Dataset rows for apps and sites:
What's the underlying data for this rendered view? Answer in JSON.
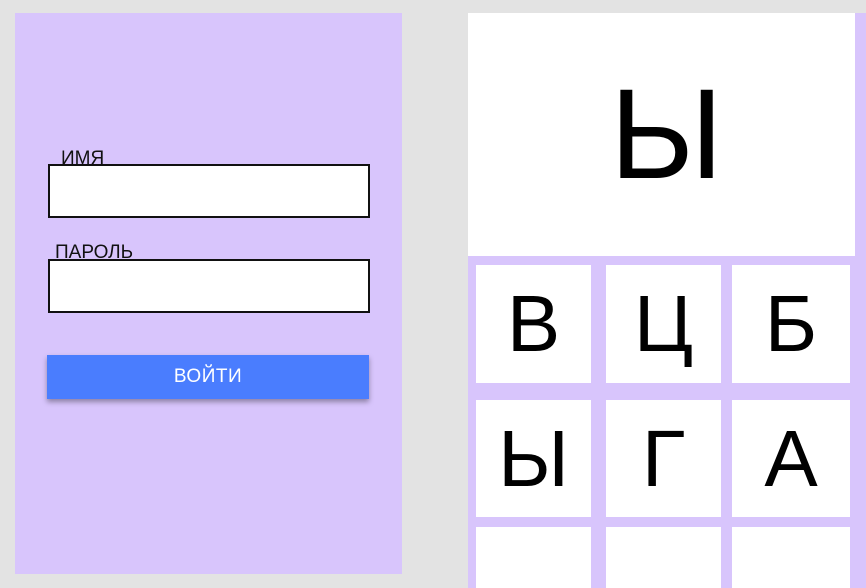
{
  "login": {
    "name_label": "ИМЯ",
    "name_value": "",
    "password_label": "ПАРОЛЬ",
    "password_value": "",
    "submit_label": "ВОЙТИ"
  },
  "game": {
    "target_letter": "Ы",
    "tiles": [
      {
        "letter": "В"
      },
      {
        "letter": "Ц"
      },
      {
        "letter": "Б"
      },
      {
        "letter": "Ы"
      },
      {
        "letter": "Г"
      },
      {
        "letter": "А"
      },
      {
        "letter": ""
      },
      {
        "letter": ""
      },
      {
        "letter": ""
      }
    ]
  },
  "colors": {
    "page_background": "#e3e3e3",
    "panel_background": "#d8c5fc",
    "button_accent": "#4a7dfe",
    "tile_background": "#ffffff"
  }
}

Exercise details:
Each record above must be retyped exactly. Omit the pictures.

Expected answer:
What's the underlying data for this rendered view? Answer in JSON.
{
  "login": {
    "name_label": "ИМЯ",
    "name_value": "",
    "password_label": "ПАРОЛЬ",
    "password_value": "",
    "submit_label": "ВОЙТИ"
  },
  "game": {
    "target_letter": "Ы",
    "tiles": [
      {
        "letter": "В"
      },
      {
        "letter": "Ц"
      },
      {
        "letter": "Б"
      },
      {
        "letter": "Ы"
      },
      {
        "letter": "Г"
      },
      {
        "letter": "А"
      },
      {
        "letter": ""
      },
      {
        "letter": ""
      },
      {
        "letter": ""
      }
    ]
  },
  "colors": {
    "page_background": "#e3e3e3",
    "panel_background": "#d8c5fc",
    "button_accent": "#4a7dfe",
    "tile_background": "#ffffff"
  }
}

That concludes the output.